After an eventful early summer on the clay and grass courts of Europe, soon the world's top players will return to North America for the hardcourt swing of the tennis tour.
What can we expect from the coming months? If current news stories are anything to go by, there will be a few riveting story lines to keep tennis fans engaged.
The main protagonists, of course, will be Roger Federer and Rafael Nadal. Federer is currently on paternity leave in Switzerland, awaiting the birth of his first child with wife Mirka. No one is sure of the exact date of the new arrival, but it's certain that tennis will be off-limits for the new dad for several more weeks to come.
It's expected that Montreal, the first Masters 1000 event of the US Open Series, will be lacking the current World No.1 as he practices diaper-changing and readjusts to playing tennis with a new level of tiredness and new title—Dad.
Hopes are high for a re-appearance in the following 1000 event in Cincinnati; although if the baby arrives late, this too may be off the table.
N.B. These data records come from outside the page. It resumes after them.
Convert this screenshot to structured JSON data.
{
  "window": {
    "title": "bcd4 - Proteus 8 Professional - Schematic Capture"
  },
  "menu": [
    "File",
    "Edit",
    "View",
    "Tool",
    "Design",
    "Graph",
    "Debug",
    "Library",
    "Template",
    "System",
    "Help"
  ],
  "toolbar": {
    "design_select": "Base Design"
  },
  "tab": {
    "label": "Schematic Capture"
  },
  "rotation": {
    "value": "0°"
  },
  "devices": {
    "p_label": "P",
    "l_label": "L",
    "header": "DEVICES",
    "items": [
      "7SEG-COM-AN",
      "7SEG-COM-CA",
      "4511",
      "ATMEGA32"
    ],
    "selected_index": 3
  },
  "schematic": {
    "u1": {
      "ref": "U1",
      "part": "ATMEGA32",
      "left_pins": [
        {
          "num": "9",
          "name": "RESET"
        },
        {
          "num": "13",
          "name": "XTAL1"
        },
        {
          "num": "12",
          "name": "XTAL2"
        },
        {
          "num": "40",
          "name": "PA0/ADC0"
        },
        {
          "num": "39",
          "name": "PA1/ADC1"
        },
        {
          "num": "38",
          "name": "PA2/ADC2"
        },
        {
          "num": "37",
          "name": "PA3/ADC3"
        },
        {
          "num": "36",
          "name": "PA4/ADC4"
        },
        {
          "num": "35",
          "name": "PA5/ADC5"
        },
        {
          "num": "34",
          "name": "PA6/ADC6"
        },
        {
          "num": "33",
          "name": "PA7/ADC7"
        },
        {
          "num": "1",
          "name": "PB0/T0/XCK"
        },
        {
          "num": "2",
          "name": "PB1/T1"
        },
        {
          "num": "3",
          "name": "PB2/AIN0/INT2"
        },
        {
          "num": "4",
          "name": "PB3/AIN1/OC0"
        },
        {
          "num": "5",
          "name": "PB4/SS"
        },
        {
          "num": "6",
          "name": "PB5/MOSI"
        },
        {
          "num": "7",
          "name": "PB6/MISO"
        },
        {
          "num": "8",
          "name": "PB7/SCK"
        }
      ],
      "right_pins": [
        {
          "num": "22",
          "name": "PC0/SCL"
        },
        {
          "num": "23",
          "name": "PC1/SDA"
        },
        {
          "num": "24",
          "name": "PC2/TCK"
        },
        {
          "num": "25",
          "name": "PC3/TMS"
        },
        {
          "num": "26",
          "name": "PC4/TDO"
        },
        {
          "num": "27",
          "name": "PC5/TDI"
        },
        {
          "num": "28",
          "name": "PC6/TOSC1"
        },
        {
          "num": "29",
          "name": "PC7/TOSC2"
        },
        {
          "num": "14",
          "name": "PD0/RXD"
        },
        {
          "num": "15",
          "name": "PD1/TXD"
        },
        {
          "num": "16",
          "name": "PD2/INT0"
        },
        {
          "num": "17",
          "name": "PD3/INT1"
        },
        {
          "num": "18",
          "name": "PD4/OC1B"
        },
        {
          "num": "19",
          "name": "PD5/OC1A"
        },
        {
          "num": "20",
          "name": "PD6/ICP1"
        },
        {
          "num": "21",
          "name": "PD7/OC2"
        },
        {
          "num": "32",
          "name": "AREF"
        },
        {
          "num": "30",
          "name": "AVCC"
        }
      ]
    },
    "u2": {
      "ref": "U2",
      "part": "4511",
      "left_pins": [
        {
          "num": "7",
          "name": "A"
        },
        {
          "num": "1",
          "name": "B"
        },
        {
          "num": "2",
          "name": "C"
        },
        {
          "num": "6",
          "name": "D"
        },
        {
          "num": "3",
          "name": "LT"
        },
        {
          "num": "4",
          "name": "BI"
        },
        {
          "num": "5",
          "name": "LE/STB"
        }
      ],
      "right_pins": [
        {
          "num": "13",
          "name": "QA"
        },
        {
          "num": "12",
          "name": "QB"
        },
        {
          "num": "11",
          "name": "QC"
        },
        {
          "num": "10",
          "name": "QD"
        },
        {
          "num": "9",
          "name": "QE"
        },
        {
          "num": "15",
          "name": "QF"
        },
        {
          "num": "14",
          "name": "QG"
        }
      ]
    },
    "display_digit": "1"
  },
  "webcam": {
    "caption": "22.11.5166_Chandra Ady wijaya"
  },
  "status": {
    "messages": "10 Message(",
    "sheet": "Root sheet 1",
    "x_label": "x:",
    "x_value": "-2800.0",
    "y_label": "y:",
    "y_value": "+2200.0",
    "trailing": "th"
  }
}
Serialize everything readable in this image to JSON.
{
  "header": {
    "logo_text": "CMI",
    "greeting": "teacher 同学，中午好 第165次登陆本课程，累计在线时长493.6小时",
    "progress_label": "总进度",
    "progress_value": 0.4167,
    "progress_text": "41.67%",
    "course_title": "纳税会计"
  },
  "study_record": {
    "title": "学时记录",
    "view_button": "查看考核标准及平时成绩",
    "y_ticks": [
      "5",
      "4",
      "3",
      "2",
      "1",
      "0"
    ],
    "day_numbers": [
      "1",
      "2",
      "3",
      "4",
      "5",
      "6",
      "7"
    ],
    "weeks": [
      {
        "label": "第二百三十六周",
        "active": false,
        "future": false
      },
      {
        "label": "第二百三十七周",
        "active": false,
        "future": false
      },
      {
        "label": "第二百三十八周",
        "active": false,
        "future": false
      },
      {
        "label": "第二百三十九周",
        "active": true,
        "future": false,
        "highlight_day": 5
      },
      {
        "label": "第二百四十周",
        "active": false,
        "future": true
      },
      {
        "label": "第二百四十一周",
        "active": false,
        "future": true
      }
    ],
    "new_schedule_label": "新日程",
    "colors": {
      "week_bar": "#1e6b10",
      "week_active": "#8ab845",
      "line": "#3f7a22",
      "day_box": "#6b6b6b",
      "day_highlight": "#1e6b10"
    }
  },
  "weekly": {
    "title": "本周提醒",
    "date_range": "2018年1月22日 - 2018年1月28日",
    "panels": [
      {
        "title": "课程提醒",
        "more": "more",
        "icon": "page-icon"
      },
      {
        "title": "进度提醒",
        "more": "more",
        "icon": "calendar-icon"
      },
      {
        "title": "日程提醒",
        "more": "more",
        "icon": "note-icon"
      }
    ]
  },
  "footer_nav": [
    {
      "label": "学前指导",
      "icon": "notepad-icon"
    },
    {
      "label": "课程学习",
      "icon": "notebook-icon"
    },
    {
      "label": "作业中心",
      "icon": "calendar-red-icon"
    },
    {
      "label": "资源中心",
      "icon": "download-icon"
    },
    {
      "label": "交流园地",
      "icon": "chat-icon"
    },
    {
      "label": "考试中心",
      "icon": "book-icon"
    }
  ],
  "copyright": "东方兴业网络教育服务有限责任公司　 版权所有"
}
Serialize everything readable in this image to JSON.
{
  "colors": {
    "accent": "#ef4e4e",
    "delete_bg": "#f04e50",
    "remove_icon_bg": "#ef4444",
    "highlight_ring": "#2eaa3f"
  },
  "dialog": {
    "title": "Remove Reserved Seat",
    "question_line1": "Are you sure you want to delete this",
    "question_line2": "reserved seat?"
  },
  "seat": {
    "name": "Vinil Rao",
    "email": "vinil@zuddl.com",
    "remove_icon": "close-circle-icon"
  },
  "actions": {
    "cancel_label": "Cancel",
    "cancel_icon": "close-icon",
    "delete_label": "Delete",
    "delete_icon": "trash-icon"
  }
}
How much practice or match preparation Federer receives is up in the air, widening the prospects for the US Open at the end of August.
Nevertheless, Federer no longer has a suffocating sense of pressure or extreme expectation on his shoulders after his record-shattering 15th Grand Slam title victory at Wimbledon this July—it's unlikely that he will be heavily impacted by any negative US Open Series results.
Instinctive playing at Flushing Meadows could bring out a new form of the old Federer...watch out opponents?
Rafael Nadal has recently stated his intentions to return to competition from extensive rest in Montreal. He has much to prove.
Although he has experienced a rare tennis luxury of time off in the middle of the season, to rest and replenish his emotional and physical reserves, especially the patellar tendonitis that has devilishly plagued him in recent months. However, it's yet to be proven if hard courts will provide the best medicine for playing his way back into competitive tennis.
Nadal has always talked up his prospects at Flushing Meadows, but even as No.1 or No.2 in the world, no one can ignore the feeling that tiredness, exhaustion, and injury as a result of a gruelling first half season timetable has hampered the Spaniard's chances in New York. Add to this, the opinion that hardcourt success, especially in two-week Majors, have always been slightly out of Nadal's reach.
But in February, part of that argument evaporated. Nadal pushed himself hard to come out victorious in Melbourne at the Australian Open, taking out fellow Spaniard Fernando Verdasco in a five-hour, five-set marathon in the semifinals, then Federer in another five-set epic final.
With this victory, Nadal had won a Slam on all surfaces. He could finally be seen as a true contender for hardcourt tournaments and most crucially, the US Open.
After an extended break (and hopefully, rested body and mind), Nadal may prove difficult to beat throughout the summer.
When we eventually see Nadal take to the court for the first time in months, expect the same voracious appetite for success as before; but with the added factor of a quiet uncertainty and doubt over his physical capabilities in the coming weeks.
There is more possible excitement along the road to the US Open too, highlighted by the sheer depth and talent within the field on hardcourts this year. Practically all matches between now and the Open final could potentially be upsets.
Andy Murray, the current World No.3, is a consistent threat for a final or semifinal position in every tournament that he enters. He made his biggest appearance in his career so far at the US Open last year, where he beat Nadal in five sets in the semifinals to reach his first Major final (where he lost to a newly-energised Federer).
Murray, a former US Open Junior champion, has always stated that his favourite slam is the US Open, so anticipate another exciting run deep into the Slam.
Andy Roddick has always been a dangerous force on cement (he won the US Open in 2003 and reached the final in 2006). With a renewed sense of importance, confidence, and skill, he is an essential man in the field.
The fact that he pushed Federer so close on grass in the recent Wimbledon Final could prove ominous for the Swiss or any other Roddick opponent in the coming weeks.
Novak Djokovic, Juan Martin Del Potro, and Jo-Wilfried Tsonga are other big-name threats to the Federer-Nadal-Murray hardcourt hegemony. With powerful groundstrokes and the ability to illuminate the court with acts of beauty and talent, they are sure to have a successful summer.
Novak Djokovic is the current forgotten man of tennis, but he has been successful at the US Open and on the American hardcourts in previous years. A semifinal, final or win in the warm-up tournaments could be just the confidence booster that he needs.
Juan Martin Del Potro's four week, four victory achievement last summer must not be underestimated either. Del Potro is always a dangerous opponent and an outstanding day for him could create a tumultuous upset.
What about Marat Safin? How sweet would it be, nine years after his US Open victory against Pete Sampras and in the final Major of his career, for him to be the success story of the summer.
Finally...an underdog, Gilles Simon. The Frenchman has fallen off the radar somewhat since his exploits on the hardcourts last summer where he reached the latter stages of several tournaments, including 1000s. He is another player, that given the right mental status and right set of circumstances, could make the tennis headlines.
There are many variables for which to account in the coming weeks. All that is certain is that by the end of September, another name will be inscribed into the history books.